Photo courtesy of Brooks Brothers
I have heard that Toastmasters, a national organization centered around the art of public speaking, is having a rise in memberships as of late. Henry Alford's well-written article in the New York Times Style Section put the topic squarely in the spotlight a few days ago, and with New Year's Eve fast approaching, I thought it would be a good time to focus on what can be a time filled with dread and fear-- the Toast. I first learned about the organization from a friend with polished social and oratory skills, I was surprised to hear he was participating in the art of toast-making skills. But the more I think about it, I too would like to improve my toasts, and learn secrets to getting up and making a memorable homages to a guest of honor. There is nothing as good as a heartfelt and funny toast to set the tone of an evening. But there is nothing worse than sitting down and feeling like your words went over like a lead balloon. Before I take that Toastmasters step, perhaps I will read up on the craft, and pick up a copy of the Brooks Brothers A Gentleman's Guide To Toasts and Tributes book, written by John Bridges and Bryan Curtis. If someone dear to you gets sweaty palms and palpitations at the thought of getting up to speak in front of others, this book could ease the pain of what should be a festive glass-raising moment. The second half of the book touches on correspondence, so it provides indispensable advice on how to be gracious and show appreciation and can be of use to gals and guys.
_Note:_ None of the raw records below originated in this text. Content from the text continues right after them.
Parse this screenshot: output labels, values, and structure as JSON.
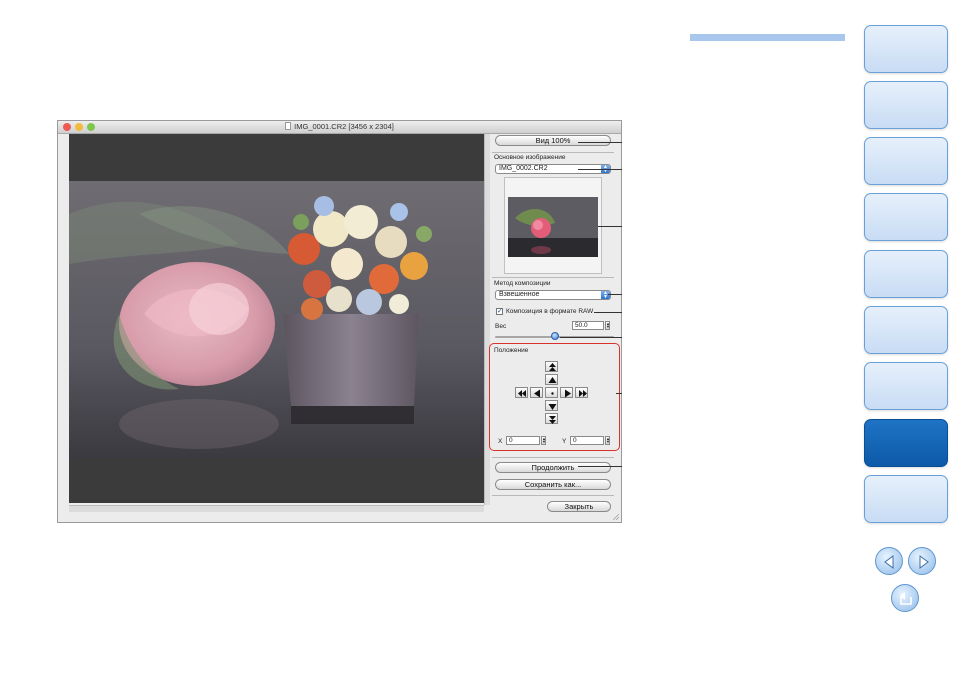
{
  "window": {
    "title": "IMG_0001.CR2 [3456 x 2304]",
    "traffic_lights": {
      "close": "#ec5b55",
      "minimize": "#f2bb3b",
      "zoom": "#7ec74b"
    }
  },
  "panel": {
    "view100_label": "Вид 100%",
    "base_image_label": "Основное изображение",
    "base_image_value": "IMG_0002.CR2",
    "method_label": "Метод композиции",
    "method_value": "Взвешенное",
    "raw_compose_label": "Композиция в формате RAW",
    "raw_compose_checked": true,
    "weight_label": "Вес",
    "weight_value": "50.0",
    "weight_slider_fraction": 0.5,
    "position_label": "Положение",
    "x_label": "X",
    "x_value": "0",
    "y_label": "Y",
    "y_value": "0",
    "continue_label": "Продолжить",
    "save_as_label": "Сохранить как...",
    "close_label": "Закрыть"
  },
  "theme": {
    "accent_blue": "#2f73d1",
    "highlight_red": "#d8332b",
    "active_tab": "#0c5aa8"
  },
  "manual_nav": {
    "tabs_count": 9,
    "active_tab_index": 7,
    "icons": [
      "prev-page-icon",
      "next-page-icon",
      "return-icon"
    ]
  }
}
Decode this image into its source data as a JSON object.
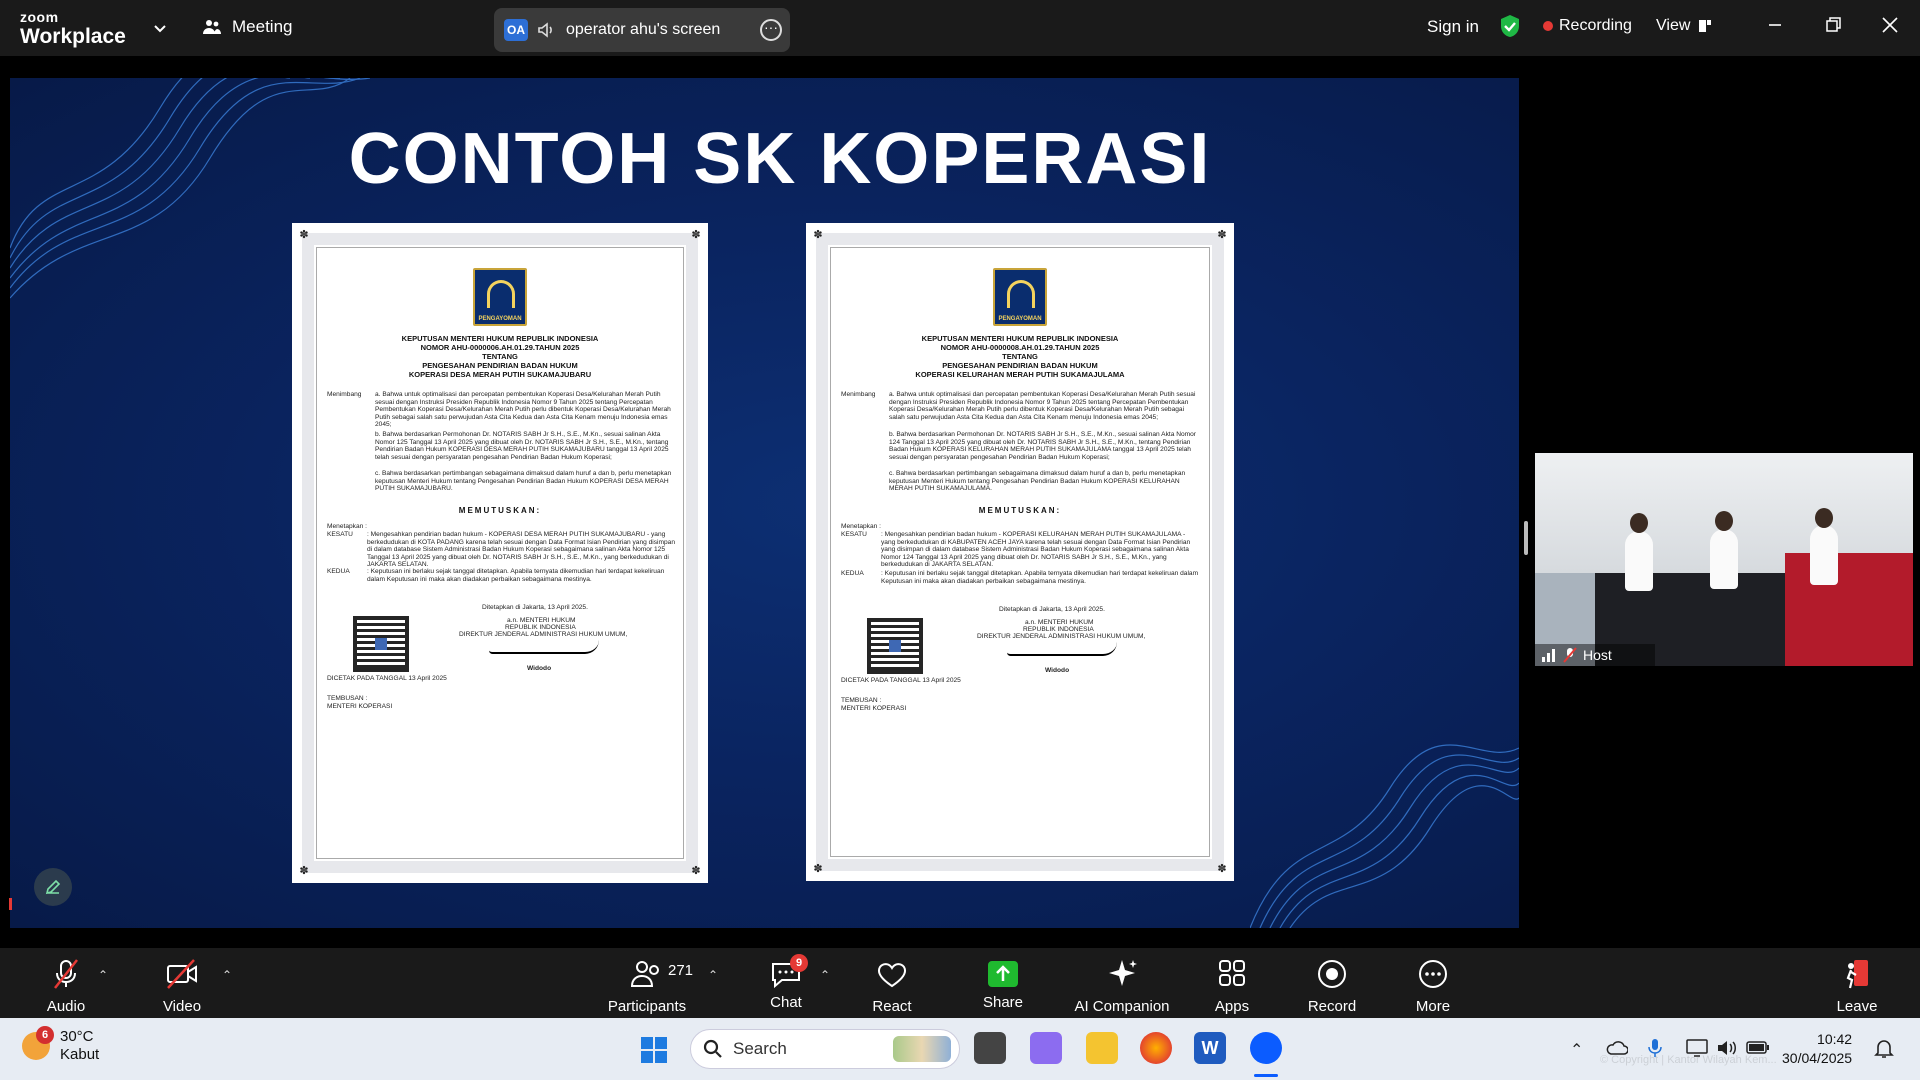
{
  "window": {
    "brand_top": "zoom",
    "brand_bottom": "Workplace",
    "meeting_label": "Meeting",
    "share_initials": "OA",
    "share_label": "operator ahu's screen",
    "sign_in": "Sign in",
    "recording": "Recording",
    "view": "View"
  },
  "slide": {
    "title": "CONTOH SK KOPERASI",
    "documents": [
      {
        "logo_text": "PENGAYOMAN",
        "h1": "KEPUTUSAN MENTERI HUKUM REPUBLIK INDONESIA",
        "h2": "NOMOR AHU-0000006.AH.01.29.TAHUN 2025",
        "h3": "TENTANG",
        "h4": "PENGESAHAN PENDIRIAN BADAN HUKUM",
        "h5": "KOPERASI DESA MERAH PUTIH SUKAMAJUBARU",
        "menimbang_label": "Menimbang",
        "menimbang_a": "a. Bahwa untuk optimalisasi dan percepatan pembentukan Koperasi Desa/Kelurahan Merah Putih sesuai dengan Instruksi Presiden Republik Indonesia Nomor 9 Tahun 2025 tentang Percepatan Pembentukan Koperasi Desa/Kelurahan Merah Putih perlu dibentuk Koperasi Desa/Kelurahan Merah Putih sebagai salah satu perwujudan Asta Cita Kedua dan Asta Cita Kenam menuju Indonesia emas 2045;",
        "menimbang_b": "b. Bahwa berdasarkan Permohonan Dr. NOTARIS SABH Jr S.H., S.E., M.Kn., sesuai salinan Akta Nomor 125 Tanggal 13 April 2025 yang dibuat oleh Dr. NOTARIS SABH Jr S.H., S.E., M.Kn., tentang Pendirian Badan Hukum KOPERASI DESA MERAH PUTIH SUKAMAJUBARU tanggal 13 April 2025 telah sesuai dengan persyaratan pengesahan Pendirian Badan Hukum Koperasi;",
        "menimbang_c": "c. Bahwa berdasarkan pertimbangan sebagaimana dimaksud dalam huruf a dan b, perlu menetapkan keputusan Menteri Hukum tentang Pengesahan Pendirian Badan Hukum KOPERASI DESA MERAH PUTIH SUKAMAJUBARU.",
        "memutuskan": "MEMUTUSKAN:",
        "menetapkan": "Menetapkan :",
        "kesatu_label": "KESATU",
        "kesatu": ": Mengesahkan pendirian badan hukum - KOPERASI DESA MERAH PUTIH SUKAMAJUBARU - yang berkedudukan di KOTA PADANG karena telah sesuai dengan Data Format Isian Pendirian yang disimpan di dalam database Sistem Administrasi Badan Hukum Koperasi sebagaimana salinan Akta Nomor 125 Tanggal 13 April 2025 yang dibuat oleh Dr. NOTARIS SABH Jr S.H., S.E., M.Kn., yang berkedudukan di JAKARTA SELATAN.",
        "kedua_label": "KEDUA",
        "kedua": ": Keputusan ini berlaku sejak tanggal ditetapkan. Apabila ternyata dikemudian hari terdapat kekeliruan dalam Keputusan ini maka akan diadakan perbaikan sebagaimana mestinya.",
        "ditetapkan": "Ditetapkan di Jakarta, 13 April 2025.",
        "sign1": "a.n. MENTERI HUKUM",
        "sign2": "REPUBLIK INDONESIA",
        "sign3": "DIREKTUR JENDERAL ADMINISTRASI HUKUM UMUM,",
        "signer": "Widodo",
        "dicetak": "DICETAK PADA TANGGAL 13 April 2025",
        "tembusan": "TEMBUSAN :",
        "tembusan_to": "MENTERI KOPERASI"
      },
      {
        "logo_text": "PENGAYOMAN",
        "h1": "KEPUTUSAN MENTERI HUKUM REPUBLIK INDONESIA",
        "h2": "NOMOR AHU-0000008.AH.01.29.TAHUN 2025",
        "h3": "TENTANG",
        "h4": "PENGESAHAN PENDIRIAN BADAN HUKUM",
        "h5": "KOPERASI KELURAHAN MERAH PUTIH SUKAMAJULAMA",
        "menimbang_label": "Menimbang",
        "menimbang_a": "a. Bahwa untuk optimalisasi dan percepatan pembentukan Koperasi Desa/Kelurahan Merah Putih sesuai dengan Instruksi Presiden Republik Indonesia Nomor 9 Tahun 2025 tentang Percepatan Pembentukan Koperasi Desa/Kelurahan Merah Putih perlu dibentuk Koperasi Desa/Kelurahan Merah Putih sebagai salah satu perwujudan Asta Cita Kedua dan Asta Cita Kenam menuju Indonesia emas 2045;",
        "menimbang_b": "b. Bahwa berdasarkan Permohonan Dr. NOTARIS SABH Jr S.H., S.E., M.Kn., sesuai salinan Akta Nomor 124 Tanggal 13 April 2025 yang dibuat oleh Dr. NOTARIS SABH Jr S.H., S.E., M.Kn., tentang Pendirian Badan Hukum KOPERASI KELURAHAN MERAH PUTIH SUKAMAJULAMA tanggal 13 April 2025 telah sesuai dengan persyaratan pengesahan Pendirian Badan Hukum Koperasi;",
        "menimbang_c": "c. Bahwa berdasarkan pertimbangan sebagaimana dimaksud dalam huruf a dan b, perlu menetapkan keputusan Menteri Hukum tentang Pengesahan Pendirian Badan Hukum KOPERASI KELURAHAN MERAH PUTIH SUKAMAJULAMA.",
        "memutuskan": "MEMUTUSKAN:",
        "menetapkan": "Menetapkan :",
        "kesatu_label": "KESATU",
        "kesatu": ": Mengesahkan pendirian badan hukum - KOPERASI KELURAHAN MERAH PUTIH SUKAMAJULAMA - yang berkedudukan di KABUPATEN ACEH JAYA karena telah sesuai dengan Data Format Isian Pendirian yang disimpan di dalam database Sistem Administrasi Badan Hukum Koperasi sebagaimana salinan Akta Nomor 124 Tanggal 13 April 2025 yang dibuat oleh Dr. NOTARIS SABH Jr S.H., S.E., M.Kn., yang berkedudukan di JAKARTA SELATAN.",
        "kedua_label": "KEDUA",
        "kedua": ": Keputusan ini berlaku sejak tanggal ditetapkan. Apabila ternyata dikemudian hari terdapat kekeliruan dalam Keputusan ini maka akan diadakan perbaikan sebagaimana mestinya.",
        "ditetapkan": "Ditetapkan di Jakarta, 13 April 2025.",
        "sign1": "a.n. MENTERI HUKUM",
        "sign2": "REPUBLIK INDONESIA",
        "sign3": "DIREKTUR JENDERAL ADMINISTRASI HUKUM UMUM,",
        "signer": "Widodo",
        "dicetak": "DICETAK PADA TANGGAL 13 April 2025",
        "tembusan": "TEMBUSAN :",
        "tembusan_to": "MENTERI KOPERASI"
      }
    ]
  },
  "video": {
    "host_label": "Host"
  },
  "toolbar": {
    "audio": "Audio",
    "video": "Video",
    "participants": "Participants",
    "participants_count": "271",
    "chat": "Chat",
    "chat_badge": "9",
    "react": "React",
    "share": "Share",
    "ai_companion": "AI Companion",
    "apps": "Apps",
    "record": "Record",
    "more": "More",
    "leave": "Leave"
  },
  "taskbar": {
    "weather_badge": "6",
    "temperature": "30°C",
    "weather_desc": "Kabut",
    "search_placeholder": "Search",
    "time": "10:42",
    "date": "30/04/2025",
    "watermark": "© Copyright | Kantor Wilayah Kem..."
  },
  "colors": {
    "accent_blue": "#0b5cff",
    "recording_red": "#e53935",
    "share_green": "#1fba2f",
    "slide_bg": "#0a2460"
  }
}
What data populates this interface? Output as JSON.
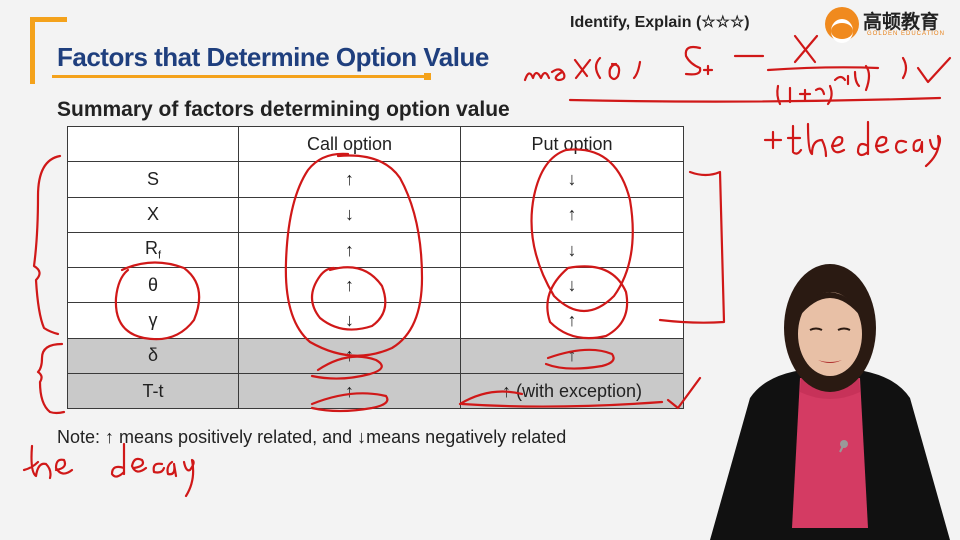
{
  "slide": {
    "title": "Factors that Determine Option Value",
    "tag": "Identify, Explain (☆☆☆)",
    "logo": {
      "name": "高顿教育",
      "sub": "GOLDEN EDUCATION"
    },
    "subtitle": "Summary of factors determining option value",
    "table": {
      "headers": [
        "",
        "Call option",
        "Put option"
      ],
      "rows": [
        {
          "factor": "S",
          "call": "↑",
          "put": "↓",
          "shaded": false
        },
        {
          "factor": "X",
          "call": "↓",
          "put": "↑",
          "shaded": false
        },
        {
          "factor": "R",
          "factor_sub": "f",
          "call": "↑",
          "put": "↓",
          "shaded": false
        },
        {
          "factor": "θ",
          "call": "↑",
          "put": "↓",
          "shaded": false
        },
        {
          "factor": "γ",
          "call": "↓",
          "put": "↑",
          "shaded": false
        },
        {
          "factor": "δ",
          "call": "↑",
          "put": "↑",
          "shaded": true
        },
        {
          "factor": "T-t",
          "call": "↑",
          "put": "↑ (with exception)",
          "shaded": true
        }
      ]
    },
    "note": "Note: ↑ means positively related, and ↓means negatively related"
  },
  "colors": {
    "title": "#1f3f7e",
    "accent": "#f4a21b",
    "ink": "#d01818",
    "shade": "#c9c9c9"
  }
}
It might provide some helpful for the next time you are on the spot.